Ghana’s 5G Conundrum: Prioritising National Interests over Corporate Profits

Jun 7, 2024 | Business, News, Politics | 0 comments

The controversy surrounding the Ghanaian government’s decision to award a 5G network contract to a company partnering with the Indian tycoon Mukesh Ambani has reignited a longstanding debate over the balance between foreign investment and national sovereignty. The opposition National Democratic Congress (NDC) has raised legitimate concerns about the potential loss of revenue for the nation, estimating that a formal bidding process could have generated upwards of $500 million upfront, rather than the $125 million to be paid in instalments over a decade.

While the lure of foreign investment and the promise of technological advancement are undeniably attractive, the Ghanaian government must prioritise the interests of its citizens over corporate profits.

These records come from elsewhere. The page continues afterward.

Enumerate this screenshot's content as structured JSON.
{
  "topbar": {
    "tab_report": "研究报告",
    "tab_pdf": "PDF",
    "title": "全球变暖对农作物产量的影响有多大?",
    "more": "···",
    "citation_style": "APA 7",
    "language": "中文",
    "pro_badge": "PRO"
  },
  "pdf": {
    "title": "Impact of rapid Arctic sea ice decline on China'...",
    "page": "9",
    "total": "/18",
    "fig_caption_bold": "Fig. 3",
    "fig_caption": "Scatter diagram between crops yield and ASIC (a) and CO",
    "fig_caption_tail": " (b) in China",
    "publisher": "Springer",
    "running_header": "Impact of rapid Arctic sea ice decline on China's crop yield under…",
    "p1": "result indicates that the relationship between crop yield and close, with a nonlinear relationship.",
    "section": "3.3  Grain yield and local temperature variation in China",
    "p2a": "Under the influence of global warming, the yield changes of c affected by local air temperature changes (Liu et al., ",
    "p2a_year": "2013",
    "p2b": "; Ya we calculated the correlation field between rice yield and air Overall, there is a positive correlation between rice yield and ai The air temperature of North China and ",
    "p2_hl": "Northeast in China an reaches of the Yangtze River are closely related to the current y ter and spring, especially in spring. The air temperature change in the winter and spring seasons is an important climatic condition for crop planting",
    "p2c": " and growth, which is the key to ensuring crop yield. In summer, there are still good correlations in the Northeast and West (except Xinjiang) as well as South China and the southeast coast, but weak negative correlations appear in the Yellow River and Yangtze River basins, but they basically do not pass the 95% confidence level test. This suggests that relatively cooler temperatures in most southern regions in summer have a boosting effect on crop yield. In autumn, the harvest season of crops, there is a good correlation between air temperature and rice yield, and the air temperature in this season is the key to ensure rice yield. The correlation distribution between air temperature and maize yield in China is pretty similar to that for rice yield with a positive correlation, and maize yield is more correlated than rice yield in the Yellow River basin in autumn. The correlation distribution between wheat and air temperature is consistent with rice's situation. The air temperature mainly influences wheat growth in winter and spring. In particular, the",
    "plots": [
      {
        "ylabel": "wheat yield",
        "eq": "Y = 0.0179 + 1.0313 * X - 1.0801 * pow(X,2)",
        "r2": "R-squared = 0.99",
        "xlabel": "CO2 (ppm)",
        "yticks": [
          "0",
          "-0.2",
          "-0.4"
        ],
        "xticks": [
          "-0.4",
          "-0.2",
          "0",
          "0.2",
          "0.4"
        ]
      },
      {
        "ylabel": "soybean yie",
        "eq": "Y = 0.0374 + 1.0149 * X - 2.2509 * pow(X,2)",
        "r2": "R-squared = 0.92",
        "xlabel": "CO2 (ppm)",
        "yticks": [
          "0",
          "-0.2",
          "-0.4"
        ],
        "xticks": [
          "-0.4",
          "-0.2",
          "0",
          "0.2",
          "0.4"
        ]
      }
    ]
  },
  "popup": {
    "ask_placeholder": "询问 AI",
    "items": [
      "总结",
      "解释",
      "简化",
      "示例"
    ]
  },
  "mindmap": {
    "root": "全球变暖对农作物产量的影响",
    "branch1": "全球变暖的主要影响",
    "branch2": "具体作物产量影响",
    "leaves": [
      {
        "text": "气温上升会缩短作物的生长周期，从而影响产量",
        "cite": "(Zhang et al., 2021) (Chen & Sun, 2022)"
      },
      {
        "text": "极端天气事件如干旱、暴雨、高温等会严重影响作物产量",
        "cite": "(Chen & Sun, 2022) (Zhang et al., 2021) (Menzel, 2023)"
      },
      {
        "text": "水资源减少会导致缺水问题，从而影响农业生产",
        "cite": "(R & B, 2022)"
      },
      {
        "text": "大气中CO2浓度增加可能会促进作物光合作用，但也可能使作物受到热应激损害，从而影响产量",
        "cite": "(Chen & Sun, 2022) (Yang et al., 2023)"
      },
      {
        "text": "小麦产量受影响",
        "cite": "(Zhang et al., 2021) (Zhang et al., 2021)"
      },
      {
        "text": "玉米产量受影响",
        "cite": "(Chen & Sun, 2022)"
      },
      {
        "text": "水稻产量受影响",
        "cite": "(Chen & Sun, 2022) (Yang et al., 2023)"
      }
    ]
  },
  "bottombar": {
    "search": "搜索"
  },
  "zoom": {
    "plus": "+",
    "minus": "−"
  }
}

The NDC’s criticism serves as a timely reminder that the path to economic development must be paved with transparency, accountability, and a commitment to maximising the nation’s resources for the benefit of its people.

The lack of a formal bidding process raises valid questions about the fairness and impartiality of the decision-making process. It is incumbent upon the government to provide a clear and compelling justification for bypassing such a process, which has the potential to ensure that the best possible deal is secured for the nation.

Moreover, the involvement of a foreign tycoon with vast personal wealth and business interests raises concerns about the potential for undue influence and the erosion of national sovereignty. While foreign investment can be a catalyst for development, it must be carefully managed to ensure that it does not become a vehicle for neocolonial exploitation or the subordination of Ghana’s economic interests to those of multinational corporations.

It is imperative that the Ghanaian government addresses the concerns raised by the opposition and provides a transparent and comprehensive explanation for its decision. The people of Ghana deserve nothing less than a process that prioritises their collective interests and ensures that the nation’s resources are managed in a manner that promotes equitable and sustainable development.